Yes, surety bonds can be a hassle. But the likely reason some contractors dislike them is that they can’t get them.
Think about it. Contracting is a risky endeavor with many opportunities for something to go wrong that can create a negative impact on cash flow. Maybe the project or conditions are not what was anticipated, or the contractor needs more resources than expected.
Challenges like this increased as the economy came out of the Great Recession, when we saw an increased portion of risk passed on to subcontractors by risk-averse general contractors. As a result, some subcontractors took on too much work at too low a margin and were stretched beyond their credit capacity. Some of them tightened their belts, but others experienced long-term difficulties with bonding.

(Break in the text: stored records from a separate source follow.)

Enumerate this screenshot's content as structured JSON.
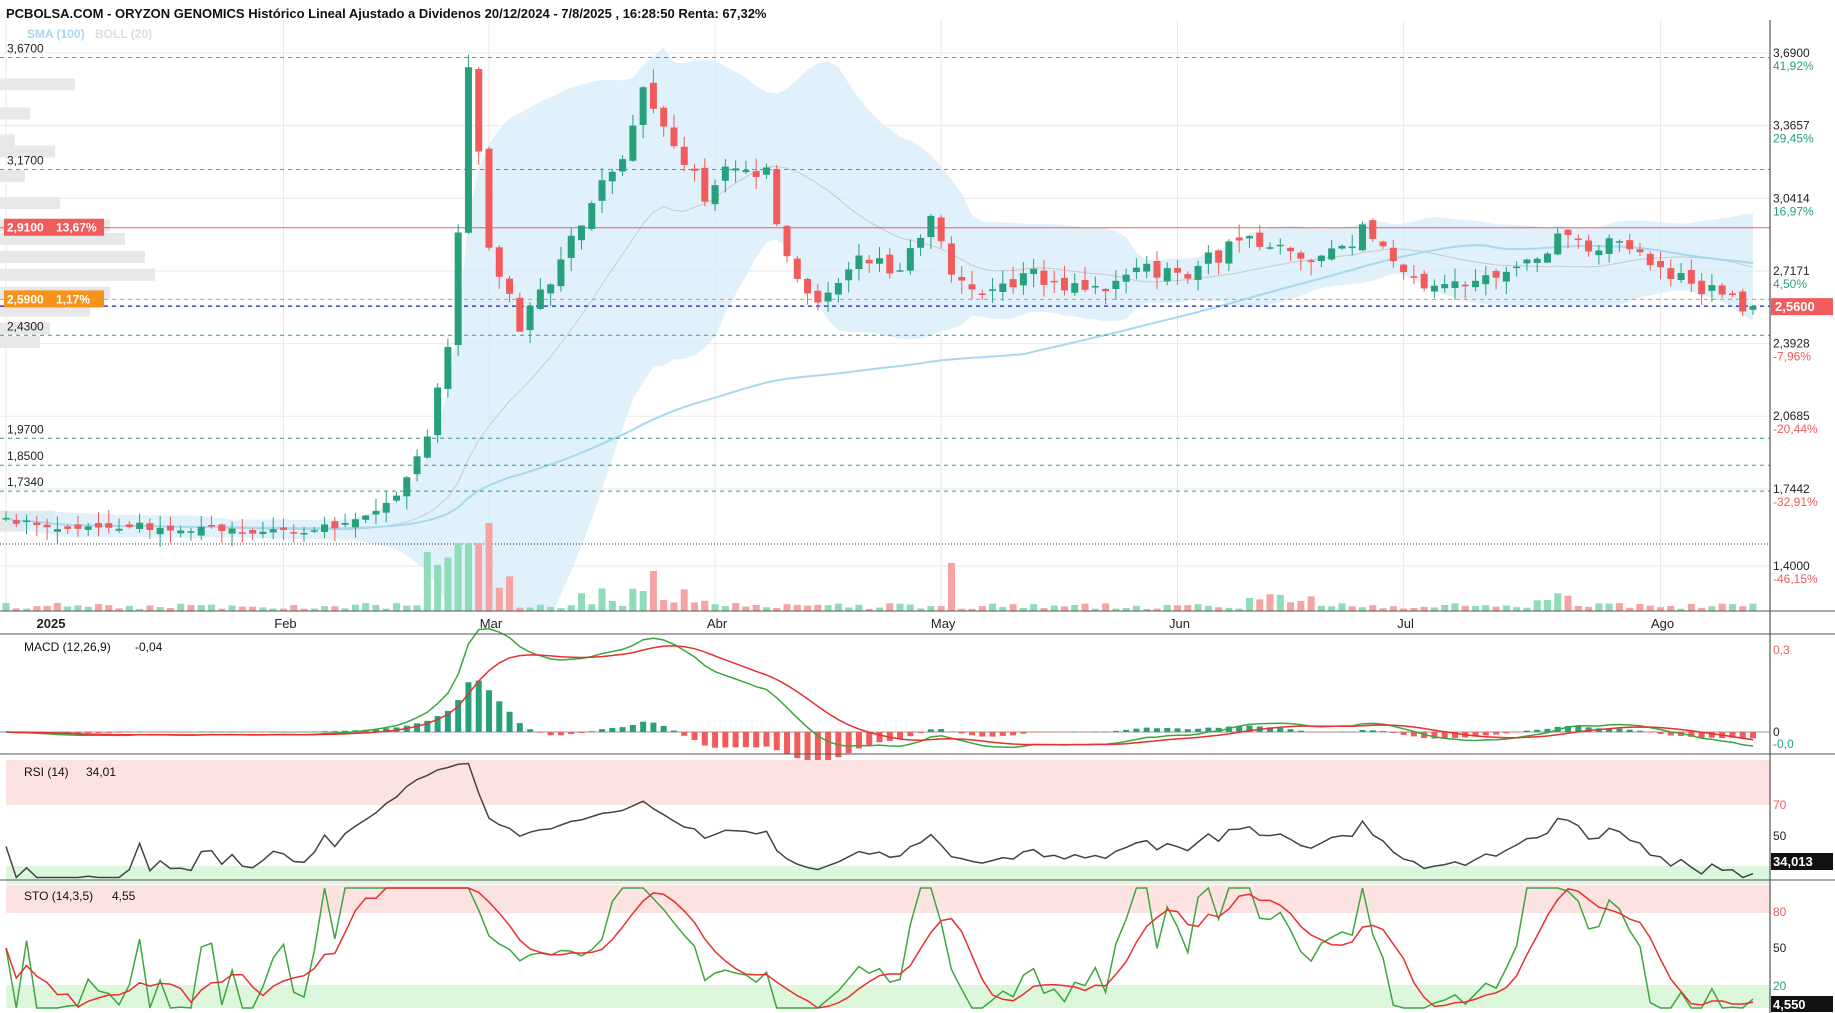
{
  "header": {
    "title": "PCBOLSA.COM - ORYZON GENOMICS Histórico Lineal Ajustado a Dividenos 20/12/2024 - 7/8/2025 , 16:28:50 Renta: 67,32%"
  },
  "legend": {
    "sma": "SMA (100)",
    "boll": "BOLL (20)"
  },
  "colors": {
    "up": "#26a17b",
    "down": "#f25b5b",
    "sma": "#a8d8f0",
    "bollFill": "#d6ecfa",
    "grid": "#e9e9e9",
    "macdLine": "#3ea63e",
    "signalLine": "#e83030",
    "positivePct": "#26a17b",
    "negativePct": "#f25b5b",
    "currentPrice": "#f25b5b",
    "supportOrange": "#f7931a"
  },
  "chart_data": {
    "type": "candlestick",
    "x_range": [
      "2024-12-20",
      "2025-08-07"
    ],
    "month_labels": [
      "2025",
      "Feb",
      "Mar",
      "Abr",
      "May",
      "Jun",
      "Jul",
      "Ago"
    ],
    "right_axis": {
      "ylim": [
        1.3,
        3.76
      ],
      "ticks": [
        {
          "value": 3.69,
          "label": "3,6900",
          "pct": "41,92%"
        },
        {
          "value": 3.3657,
          "label": "3,3657",
          "pct": "29,45%"
        },
        {
          "value": 3.0414,
          "label": "3,0414",
          "pct": "16,97%"
        },
        {
          "value": 2.7171,
          "label": "2,7171",
          "pct": "4,50%"
        },
        {
          "value": 2.3928,
          "label": "2,3928",
          "pct": "-7,96%"
        },
        {
          "value": 2.0685,
          "label": "2,0685",
          "pct": "-20,44%"
        },
        {
          "value": 1.7442,
          "label": "1,7442",
          "pct": "-32,91%"
        },
        {
          "value": 1.4,
          "label": "1,4000",
          "pct": "-46,15%"
        }
      ],
      "current_price": "2,5600"
    },
    "levels": [
      {
        "value": 3.67,
        "label": "3,6700",
        "style": "resistance"
      },
      {
        "value": 3.17,
        "label": "3,1700",
        "style": "resistance"
      },
      {
        "value": 2.91,
        "label": "2,9100",
        "pct": "13,67%",
        "style": "marked-red"
      },
      {
        "value": 2.59,
        "label": "2,5900",
        "pct": "1,17%",
        "style": "marked-orange"
      },
      {
        "value": 2.56,
        "style": "current"
      },
      {
        "value": 2.43,
        "label": "2,4300",
        "style": "support"
      },
      {
        "value": 1.97,
        "label": "1,9700",
        "style": "support"
      },
      {
        "value": 1.85,
        "label": "1,8500",
        "style": "support"
      },
      {
        "value": 1.734,
        "label": "1,7340",
        "style": "support"
      }
    ],
    "price_anchors": [
      {
        "t": 0,
        "v": 1.6
      },
      {
        "t": 6,
        "v": 1.57
      },
      {
        "t": 12,
        "v": 1.58
      },
      {
        "t": 22,
        "v": 1.56
      },
      {
        "t": 30,
        "v": 1.56
      },
      {
        "t": 35,
        "v": 1.62
      },
      {
        "t": 38,
        "v": 1.72
      },
      {
        "t": 41,
        "v": 1.98
      },
      {
        "t": 43,
        "v": 2.4
      },
      {
        "t": 44,
        "v": 2.89
      },
      {
        "t": 45,
        "v": 3.65
      },
      {
        "t": 47,
        "v": 2.85
      },
      {
        "t": 50,
        "v": 2.45
      },
      {
        "t": 55,
        "v": 2.85
      },
      {
        "t": 60,
        "v": 3.25
      },
      {
        "t": 62,
        "v": 3.55
      },
      {
        "t": 65,
        "v": 3.3
      },
      {
        "t": 68,
        "v": 3.05
      },
      {
        "t": 71,
        "v": 3.2
      },
      {
        "t": 74,
        "v": 3.15
      },
      {
        "t": 76,
        "v": 2.75
      },
      {
        "t": 79,
        "v": 2.55
      },
      {
        "t": 83,
        "v": 2.8
      },
      {
        "t": 87,
        "v": 2.7
      },
      {
        "t": 90,
        "v": 3.0
      },
      {
        "t": 92,
        "v": 2.7
      },
      {
        "t": 96,
        "v": 2.6
      },
      {
        "t": 100,
        "v": 2.7
      },
      {
        "t": 105,
        "v": 2.62
      },
      {
        "t": 110,
        "v": 2.72
      },
      {
        "t": 115,
        "v": 2.7
      },
      {
        "t": 120,
        "v": 2.85
      },
      {
        "t": 124,
        "v": 2.82
      },
      {
        "t": 128,
        "v": 2.75
      },
      {
        "t": 132,
        "v": 2.9
      },
      {
        "t": 136,
        "v": 2.68
      },
      {
        "t": 142,
        "v": 2.65
      },
      {
        "t": 148,
        "v": 2.75
      },
      {
        "t": 151,
        "v": 2.85
      },
      {
        "t": 155,
        "v": 2.83
      },
      {
        "t": 158,
        "v": 2.82
      },
      {
        "t": 162,
        "v": 2.72
      },
      {
        "t": 166,
        "v": 2.62
      },
      {
        "t": 170,
        "v": 2.56
      }
    ],
    "macd": {
      "label": "MACD (12,26,9)",
      "value": "-0,04",
      "ylim": [
        -0.06,
        0.33
      ],
      "ticks": [
        "0,3",
        "0",
        "-0,0"
      ]
    },
    "rsi": {
      "label": "RSI (14)",
      "value": "34,01",
      "ticks": [
        "70",
        "50"
      ],
      "current": "34,013"
    },
    "sto": {
      "label": "STO (14,3,5)",
      "value": "4,55",
      "ticks": [
        "80",
        "50",
        "20"
      ],
      "current": "4,550"
    }
  }
}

In addition, unfortunately, some contractors don’t retain enough of their profits in the business, perhaps preferring the immediate gratification of spending on a big house or vacations. Later, instead of being able to self-finance, they must rely on bank debt to finance their work. That may work out fine if everything goes right on the job, but even one overrun job can wreak havoc if the contractor doesn’t have the financial strength and stability to get through it.
How to Avoid Default
The most basic advice is to take the time to understand the contractual obligations, particularly when dealing with an owner or prime contractor for the first time. At times, something as simple as a personality conflict can lead to default. Some owners are sticklers for detail, and others need to have their expectations managed, so understanding them as well as the specific contractual obligations can make all the difference. In other situations, some prime contractors make a habit of transferring much of the risk to their subcontractors.
Taking the time for a careful review of the contract and evaluation of the risk makes it easier to avoid the need for repricing and can alert contractors to elements that they should recognize as deal breakers. This is a role your agent should perform as your advisor. A common philosophy is that the profitability of the contract often hinges on how well the contract was negotiated in the beginning.
How to Be Bondable
Let’s take a look at 13 things contractors need to have to qualify for surety bonding:
- A track record of profitability—Financial strength is the single most important factor. Even for those who have experienced tough times, it is possible to demonstrate improvement by rebuilding the working capital structure.
- A record of on-time job performance
- CPA-prepared financial statements—It’s well worth the time and money to work with a good CPA who understands the construction business.
- A good accounting system and smart job costing
- A consistent banking relationship and the ability to borrow as necessary
- Adequate insurance
- A succession plan—Sureties want to know what the company will do if something happens to the owner.
- No history of bankruptcy
- Good cash liquidity
- Good working capital
- Low debt to equity ratio
- Good and fair contracts—Good agents and sureties have experience in reviewing contracts and identifying potential pitfalls.
- Strong personal financial statement
Look at the situation from the point of view of the surety. Which contractor would you choose—the one who meets these criteria or the one with the fast boat and vacation home whose business is only surviving from one job to the next? It’s just good business to go with the one who is bondable.
Sureties also take into consideration the contractor’s relationship with the agent. They realize the importance of bonding a contractor who develops long-term relationships and listens to the agent’s advice. They don’t like to see contractors who agent-shop and bounce from agent to agent.
How to Use This Advice in Your Company
Most sureties will look favorably on your bond application as long as the 3 Cs are present: character, capital and capability. Look to your agent for assistance. The best agents help their clients by building and maintaining durable surety relationships. They do that by being the contractor’s translator, business consultant and matchmaker.
As a translator, your agent takes what you do and translates it into the surety’s language. Conversely, the agent interprets the surety’s needs and communicates them to the contractor in understandable, actionable terms.
As a business consultant, the agent brings solutions to your business and surety issues. The best agents draw on years of experience to make suggestions about balance sheet structuring alternatives to maximize bonding capacity. Share what sureties want to see in financial statement disclosures, and then advise on how to negotiate fee structures and general indemnification agreements.
As a matchmaker, the agent knows the surety market, surety appetites and capabilities—as well as the various underwriters’ perspectives and biases. When the right match is found, the bond gets written.
So, when you really look at the big picture, surety bonding doesn’t have to be difficult. It’s a discipline of thought and action that helps each contractor build a platform for growth and enhanced profitability. Who doesn’t want that? Isn’t it worth the effort?